* Task to complete: Return the records in full, with every character preserved.

--- Data excerpts Enclosed Below ---

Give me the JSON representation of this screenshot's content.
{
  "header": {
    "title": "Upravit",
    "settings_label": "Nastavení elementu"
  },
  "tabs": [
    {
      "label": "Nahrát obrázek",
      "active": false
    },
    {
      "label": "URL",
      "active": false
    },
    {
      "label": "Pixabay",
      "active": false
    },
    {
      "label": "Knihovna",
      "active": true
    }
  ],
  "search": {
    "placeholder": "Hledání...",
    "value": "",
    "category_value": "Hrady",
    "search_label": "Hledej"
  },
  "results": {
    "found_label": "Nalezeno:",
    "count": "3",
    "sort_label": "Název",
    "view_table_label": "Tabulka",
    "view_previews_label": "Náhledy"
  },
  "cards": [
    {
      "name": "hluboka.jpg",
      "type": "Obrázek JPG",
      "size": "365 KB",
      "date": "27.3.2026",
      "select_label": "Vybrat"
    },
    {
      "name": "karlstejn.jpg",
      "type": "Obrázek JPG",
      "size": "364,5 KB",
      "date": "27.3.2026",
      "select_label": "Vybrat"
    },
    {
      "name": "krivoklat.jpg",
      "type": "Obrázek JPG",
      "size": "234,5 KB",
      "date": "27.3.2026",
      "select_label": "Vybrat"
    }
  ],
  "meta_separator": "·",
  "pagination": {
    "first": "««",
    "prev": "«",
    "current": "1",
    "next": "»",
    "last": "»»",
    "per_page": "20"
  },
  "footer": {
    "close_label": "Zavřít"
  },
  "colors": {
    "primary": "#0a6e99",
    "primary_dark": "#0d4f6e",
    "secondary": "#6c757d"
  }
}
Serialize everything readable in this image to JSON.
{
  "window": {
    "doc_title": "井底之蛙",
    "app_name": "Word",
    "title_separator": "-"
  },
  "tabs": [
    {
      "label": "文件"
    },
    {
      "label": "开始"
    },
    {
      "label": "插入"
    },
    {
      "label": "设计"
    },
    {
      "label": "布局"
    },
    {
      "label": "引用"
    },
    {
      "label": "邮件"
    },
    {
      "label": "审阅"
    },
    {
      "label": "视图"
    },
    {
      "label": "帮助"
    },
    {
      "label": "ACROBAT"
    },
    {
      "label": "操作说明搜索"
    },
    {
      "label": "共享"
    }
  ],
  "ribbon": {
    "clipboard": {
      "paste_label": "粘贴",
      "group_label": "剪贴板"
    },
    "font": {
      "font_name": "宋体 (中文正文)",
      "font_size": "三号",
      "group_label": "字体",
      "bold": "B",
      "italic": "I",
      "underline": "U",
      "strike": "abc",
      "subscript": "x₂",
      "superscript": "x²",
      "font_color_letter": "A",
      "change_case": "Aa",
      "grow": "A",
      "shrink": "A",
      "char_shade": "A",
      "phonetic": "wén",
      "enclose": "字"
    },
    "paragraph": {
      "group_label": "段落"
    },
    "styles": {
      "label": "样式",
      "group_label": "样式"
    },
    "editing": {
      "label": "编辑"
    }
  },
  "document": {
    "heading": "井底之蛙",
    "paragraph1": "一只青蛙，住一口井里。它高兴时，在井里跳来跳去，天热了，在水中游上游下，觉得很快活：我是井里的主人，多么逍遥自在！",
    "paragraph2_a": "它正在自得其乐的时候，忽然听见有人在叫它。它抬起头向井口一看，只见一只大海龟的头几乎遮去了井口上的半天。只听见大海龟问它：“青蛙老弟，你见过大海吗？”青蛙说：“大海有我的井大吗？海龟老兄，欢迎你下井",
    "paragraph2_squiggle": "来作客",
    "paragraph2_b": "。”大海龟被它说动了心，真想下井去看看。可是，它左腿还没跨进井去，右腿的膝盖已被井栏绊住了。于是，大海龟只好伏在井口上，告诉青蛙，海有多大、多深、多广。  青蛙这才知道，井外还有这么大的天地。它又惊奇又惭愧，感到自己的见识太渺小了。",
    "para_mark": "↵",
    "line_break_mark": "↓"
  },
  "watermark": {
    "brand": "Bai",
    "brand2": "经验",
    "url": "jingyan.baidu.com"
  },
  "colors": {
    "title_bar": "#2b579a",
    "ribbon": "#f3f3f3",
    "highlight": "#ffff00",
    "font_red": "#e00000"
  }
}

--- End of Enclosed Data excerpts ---

* Your solution:
Give me the JSON representation of this screenshot's content.
{
  "header": {
    "title": "Upravit",
    "settings_label": "Nastavení elementu"
  },
  "tabs": [
    {
      "label": "Nahrát obrázek",
      "active": false
    },
    {
      "label": "URL",
      "active": false
    },
    {
      "label": "Pixabay",
      "active": false
    },
    {
      "label": "Knihovna",
      "active": true
    }
  ],
  "search": {
    "placeholder": "Hledání...",
    "value": "",
    "category_value": "Hrady",
    "search_label": "Hledej"
  },
  "results": {
    "found_label": "Nalezeno:",
    "count": "3",
    "sort_label": "Název",
    "view_table_label": "Tabulka",
    "view_previews_label": "Náhledy"
  },
  "cards": [
    {
      "name": "hluboka.jpg",
      "type": "Obrázek JPG",
      "size": "365 KB",
      "date": "27.3.2026",
      "select_label": "Vybrat"
    },
    {
      "name": "karlstejn.jpg",
      "type": "Obrázek JPG",
      "size": "364,5 KB",
      "date": "27.3.2026",
      "select_label": "Vybrat"
    },
    {
      "name": "krivoklat.jpg",
      "type": "Obrázek JPG",
      "size": "234,5 KB",
      "date": "27.3.2026",
      "select_label": "Vybrat"
    }
  ],
  "meta_separator": "·",
  "pagination": {
    "first": "««",
    "prev": "«",
    "current": "1",
    "next": "»",
    "last": "»»",
    "per_page": "20"
  },
  "footer": {
    "close_label": "Zavřít"
  },
  "colors": {
    "primary": "#0a6e99",
    "primary_dark": "#0d4f6e",
    "secondary": "#6c757d"
  }
}
Serialize everything readable in this image to JSON.
{
  "window": {
    "doc_title": "井底之蛙",
    "app_name": "Word",
    "title_separator": "-"
  },
  "tabs": [
    {
      "label": "文件"
    },
    {
      "label": "开始"
    },
    {
      "label": "插入"
    },
    {
      "label": "设计"
    },
    {
      "label": "布局"
    },
    {
      "label": "引用"
    },
    {
      "label": "邮件"
    },
    {
      "label": "审阅"
    },
    {
      "label": "视图"
    },
    {
      "label": "帮助"
    },
    {
      "label": "ACROBAT"
    },
    {
      "label": "操作说明搜索"
    },
    {
      "label": "共享"
    }
  ],
  "ribbon": {
    "clipboard": {
      "paste_label": "粘贴",
      "group_label": "剪贴板"
    },
    "font": {
      "font_name": "宋体 (中文正文)",
      "font_size": "三号",
      "group_label": "字体",
      "bold": "B",
      "italic": "I",
      "underline": "U",
      "strike": "abc",
      "subscript": "x₂",
      "superscript": "x²",
      "font_color_letter": "A",
      "change_case": "Aa",
      "grow": "A",
      "shrink": "A",
      "char_shade": "A",
      "phonetic": "wén",
      "enclose": "字"
    },
    "paragraph": {
      "group_label": "段落"
    },
    "styles": {
      "label": "样式",
      "group_label": "样式"
    },
    "editing": {
      "label": "编辑"
    }
  },
  "document": {
    "heading": "井底之蛙",
    "paragraph1": "一只青蛙，住一口井里。它高兴时，在井里跳来跳去，天热了，在水中游上游下，觉得很快活：我是井里的主人，多么逍遥自在！",
    "paragraph2_a": "它正在自得其乐的时候，忽然听见有人在叫它。它抬起头向井口一看，只见一只大海龟的头几乎遮去了井口上的半天。只听见大海龟问它：“青蛙老弟，你见过大海吗？”青蛙说：“大海有我的井大吗？海龟老兄，欢迎你下井",
    "paragraph2_squiggle": "来作客",
    "paragraph2_b": "。”大海龟被它说动了心，真想下井去看看。可是，它左腿还没跨进井去，右腿的膝盖已被井栏绊住了。于是，大海龟只好伏在井口上，告诉青蛙，海有多大、多深、多广。  青蛙这才知道，井外还有这么大的天地。它又惊奇又惭愧，感到自己的见识太渺小了。",
    "para_mark": "↵",
    "line_break_mark": "↓"
  },
  "watermark": {
    "brand": "Bai",
    "brand2": "经验",
    "url": "jingyan.baidu.com"
  },
  "colors": {
    "title_bar": "#2b579a",
    "ribbon": "#f3f3f3",
    "highlight": "#ffff00",
    "font_red": "#e00000"
  }
}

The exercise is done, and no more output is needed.